═══ Exercise materials ═══

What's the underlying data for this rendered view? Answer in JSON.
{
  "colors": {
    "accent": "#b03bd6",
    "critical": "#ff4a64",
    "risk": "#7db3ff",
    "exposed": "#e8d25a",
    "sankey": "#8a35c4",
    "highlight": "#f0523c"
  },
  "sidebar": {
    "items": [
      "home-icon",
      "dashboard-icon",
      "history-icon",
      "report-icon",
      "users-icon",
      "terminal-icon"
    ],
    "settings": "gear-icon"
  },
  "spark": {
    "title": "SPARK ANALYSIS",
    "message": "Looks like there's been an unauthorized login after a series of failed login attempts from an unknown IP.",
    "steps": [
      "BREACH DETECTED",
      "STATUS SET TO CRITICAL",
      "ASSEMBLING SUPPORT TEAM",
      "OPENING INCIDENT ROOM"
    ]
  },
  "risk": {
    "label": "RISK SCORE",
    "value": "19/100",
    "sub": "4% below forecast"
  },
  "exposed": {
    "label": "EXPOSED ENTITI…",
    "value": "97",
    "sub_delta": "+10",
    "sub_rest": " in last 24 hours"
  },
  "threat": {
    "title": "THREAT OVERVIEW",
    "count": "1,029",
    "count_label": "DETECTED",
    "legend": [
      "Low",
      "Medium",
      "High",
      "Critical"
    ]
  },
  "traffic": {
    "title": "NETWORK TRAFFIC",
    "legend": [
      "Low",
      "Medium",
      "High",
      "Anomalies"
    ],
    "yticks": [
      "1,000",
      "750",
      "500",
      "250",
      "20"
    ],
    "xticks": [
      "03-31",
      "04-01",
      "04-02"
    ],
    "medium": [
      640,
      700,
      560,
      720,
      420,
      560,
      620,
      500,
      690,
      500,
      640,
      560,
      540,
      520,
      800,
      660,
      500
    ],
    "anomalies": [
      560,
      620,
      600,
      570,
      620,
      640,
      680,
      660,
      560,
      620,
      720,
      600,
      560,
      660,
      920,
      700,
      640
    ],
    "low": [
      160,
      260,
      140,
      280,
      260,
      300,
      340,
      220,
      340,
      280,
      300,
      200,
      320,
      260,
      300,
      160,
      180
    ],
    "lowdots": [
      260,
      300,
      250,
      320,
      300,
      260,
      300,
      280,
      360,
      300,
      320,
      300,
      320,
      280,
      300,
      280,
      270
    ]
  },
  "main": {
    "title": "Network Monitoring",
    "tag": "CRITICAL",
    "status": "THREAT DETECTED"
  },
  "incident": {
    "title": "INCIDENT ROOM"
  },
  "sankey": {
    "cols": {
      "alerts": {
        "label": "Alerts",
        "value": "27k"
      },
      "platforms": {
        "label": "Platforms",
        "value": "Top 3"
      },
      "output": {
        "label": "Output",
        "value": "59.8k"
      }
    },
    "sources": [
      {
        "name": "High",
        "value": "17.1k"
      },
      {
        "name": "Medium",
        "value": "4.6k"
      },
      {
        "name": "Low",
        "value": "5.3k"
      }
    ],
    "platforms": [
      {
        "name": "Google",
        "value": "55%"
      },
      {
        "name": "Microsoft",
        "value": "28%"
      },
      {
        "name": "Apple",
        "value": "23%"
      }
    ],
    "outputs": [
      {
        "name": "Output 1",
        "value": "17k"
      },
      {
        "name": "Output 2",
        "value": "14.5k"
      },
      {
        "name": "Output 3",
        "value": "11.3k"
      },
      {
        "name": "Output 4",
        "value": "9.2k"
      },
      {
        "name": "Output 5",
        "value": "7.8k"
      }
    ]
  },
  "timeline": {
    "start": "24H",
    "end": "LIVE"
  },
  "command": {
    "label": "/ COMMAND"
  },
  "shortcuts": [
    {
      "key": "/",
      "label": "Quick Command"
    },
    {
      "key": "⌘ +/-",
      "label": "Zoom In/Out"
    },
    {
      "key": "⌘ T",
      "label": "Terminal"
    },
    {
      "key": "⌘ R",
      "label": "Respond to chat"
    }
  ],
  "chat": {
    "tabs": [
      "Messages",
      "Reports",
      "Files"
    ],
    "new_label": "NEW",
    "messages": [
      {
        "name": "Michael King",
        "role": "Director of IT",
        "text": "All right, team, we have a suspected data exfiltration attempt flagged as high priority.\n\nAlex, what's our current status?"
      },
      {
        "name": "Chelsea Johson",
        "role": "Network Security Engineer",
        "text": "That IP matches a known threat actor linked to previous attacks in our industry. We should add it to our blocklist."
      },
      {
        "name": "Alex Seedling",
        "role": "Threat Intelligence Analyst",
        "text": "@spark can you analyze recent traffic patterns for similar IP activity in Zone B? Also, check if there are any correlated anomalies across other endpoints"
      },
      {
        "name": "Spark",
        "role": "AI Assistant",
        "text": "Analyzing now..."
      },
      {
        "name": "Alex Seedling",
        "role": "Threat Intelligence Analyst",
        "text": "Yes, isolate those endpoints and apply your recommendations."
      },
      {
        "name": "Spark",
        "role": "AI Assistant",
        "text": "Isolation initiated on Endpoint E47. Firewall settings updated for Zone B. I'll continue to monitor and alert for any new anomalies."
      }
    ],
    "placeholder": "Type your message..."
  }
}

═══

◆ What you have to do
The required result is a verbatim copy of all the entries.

◆ Worked solution
What's the underlying data for this rendered view? Answer in JSON.
{
  "colors": {
    "accent": "#b03bd6",
    "critical": "#ff4a64",
    "risk": "#7db3ff",
    "exposed": "#e8d25a",
    "sankey": "#8a35c4",
    "highlight": "#f0523c"
  },
  "sidebar": {
    "items": [
      "home-icon",
      "dashboard-icon",
      "history-icon",
      "report-icon",
      "users-icon",
      "terminal-icon"
    ],
    "settings": "gear-icon"
  },
  "spark": {
    "title": "SPARK ANALYSIS",
    "message": "Looks like there's been an unauthorized login after a series of failed login attempts from an unknown IP.",
    "steps": [
      "BREACH DETECTED",
      "STATUS SET TO CRITICAL",
      "ASSEMBLING SUPPORT TEAM",
      "OPENING INCIDENT ROOM"
    ]
  },
  "risk": {
    "label": "RISK SCORE",
    "value": "19/100",
    "sub": "4% below forecast"
  },
  "exposed": {
    "label": "EXPOSED ENTITI…",
    "value": "97",
    "sub_delta": "+10",
    "sub_rest": " in last 24 hours"
  },
  "threat": {
    "title": "THREAT OVERVIEW",
    "count": "1,029",
    "count_label": "DETECTED",
    "legend": [
      "Low",
      "Medium",
      "High",
      "Critical"
    ]
  },
  "traffic": {
    "title": "NETWORK TRAFFIC",
    "legend": [
      "Low",
      "Medium",
      "High",
      "Anomalies"
    ],
    "yticks": [
      "1,000",
      "750",
      "500",
      "250",
      "20"
    ],
    "xticks": [
      "03-31",
      "04-01",
      "04-02"
    ],
    "medium": [
      640,
      700,
      560,
      720,
      420,
      560,
      620,
      500,
      690,
      500,
      640,
      560,
      540,
      520,
      800,
      660,
      500
    ],
    "anomalies": [
      560,
      620,
      600,
      570,
      620,
      640,
      680,
      660,
      560,
      620,
      720,
      600,
      560,
      660,
      920,
      700,
      640
    ],
    "low": [
      160,
      260,
      140,
      280,
      260,
      300,
      340,
      220,
      340,
      280,
      300,
      200,
      320,
      260,
      300,
      160,
      180
    ],
    "lowdots": [
      260,
      300,
      250,
      320,
      300,
      260,
      300,
      280,
      360,
      300,
      320,
      300,
      320,
      280,
      300,
      280,
      270
    ]
  },
  "main": {
    "title": "Network Monitoring",
    "tag": "CRITICAL",
    "status": "THREAT DETECTED"
  },
  "incident": {
    "title": "INCIDENT ROOM"
  },
  "sankey": {
    "cols": {
      "alerts": {
        "label": "Alerts",
        "value": "27k"
      },
      "platforms": {
        "label": "Platforms",
        "value": "Top 3"
      },
      "output": {
        "label": "Output",
        "value": "59.8k"
      }
    },
    "sources": [
      {
        "name": "High",
        "value": "17.1k"
      },
      {
        "name": "Medium",
        "value": "4.6k"
      },
      {
        "name": "Low",
        "value": "5.3k"
      }
    ],
    "platforms": [
      {
        "name": "Google",
        "value": "55%"
      },
      {
        "name": "Microsoft",
        "value": "28%"
      },
      {
        "name": "Apple",
        "value": "23%"
      }
    ],
    "outputs": [
      {
        "name": "Output 1",
        "value": "17k"
      },
      {
        "name": "Output 2",
        "value": "14.5k"
      },
      {
        "name": "Output 3",
        "value": "11.3k"
      },
      {
        "name": "Output 4",
        "value": "9.2k"
      },
      {
        "name": "Output 5",
        "value": "7.8k"
      }
    ]
  },
  "timeline": {
    "start": "24H",
    "end": "LIVE"
  },
  "command": {
    "label": "/ COMMAND"
  },
  "shortcuts": [
    {
      "key": "/",
      "label": "Quick Command"
    },
    {
      "key": "⌘ +/-",
      "label": "Zoom In/Out"
    },
    {
      "key": "⌘ T",
      "label": "Terminal"
    },
    {
      "key": "⌘ R",
      "label": "Respond to chat"
    }
  ],
  "chat": {
    "tabs": [
      "Messages",
      "Reports",
      "Files"
    ],
    "new_label": "NEW",
    "messages": [
      {
        "name": "Michael King",
        "role": "Director of IT",
        "text": "All right, team, we have a suspected data exfiltration attempt flagged as high priority.\n\nAlex, what's our current status?"
      },
      {
        "name": "Chelsea Johson",
        "role": "Network Security Engineer",
        "text": "That IP matches a known threat actor linked to previous attacks in our industry. We should add it to our blocklist."
      },
      {
        "name": "Alex Seedling",
        "role": "Threat Intelligence Analyst",
        "text": "@spark can you analyze recent traffic patterns for similar IP activity in Zone B? Also, check if there are any correlated anomalies across other endpoints"
      },
      {
        "name": "Spark",
        "role": "AI Assistant",
        "text": "Analyzing now..."
      },
      {
        "name": "Alex Seedling",
        "role": "Threat Intelligence Analyst",
        "text": "Yes, isolate those endpoints and apply your recommendations."
      },
      {
        "name": "Spark",
        "role": "AI Assistant",
        "text": "Isolation initiated on Endpoint E47. Firewall settings updated for Zone B. I'll continue to monitor and alert for any new anomalies."
      }
    ],
    "placeholder": "Type your message..."
  }
}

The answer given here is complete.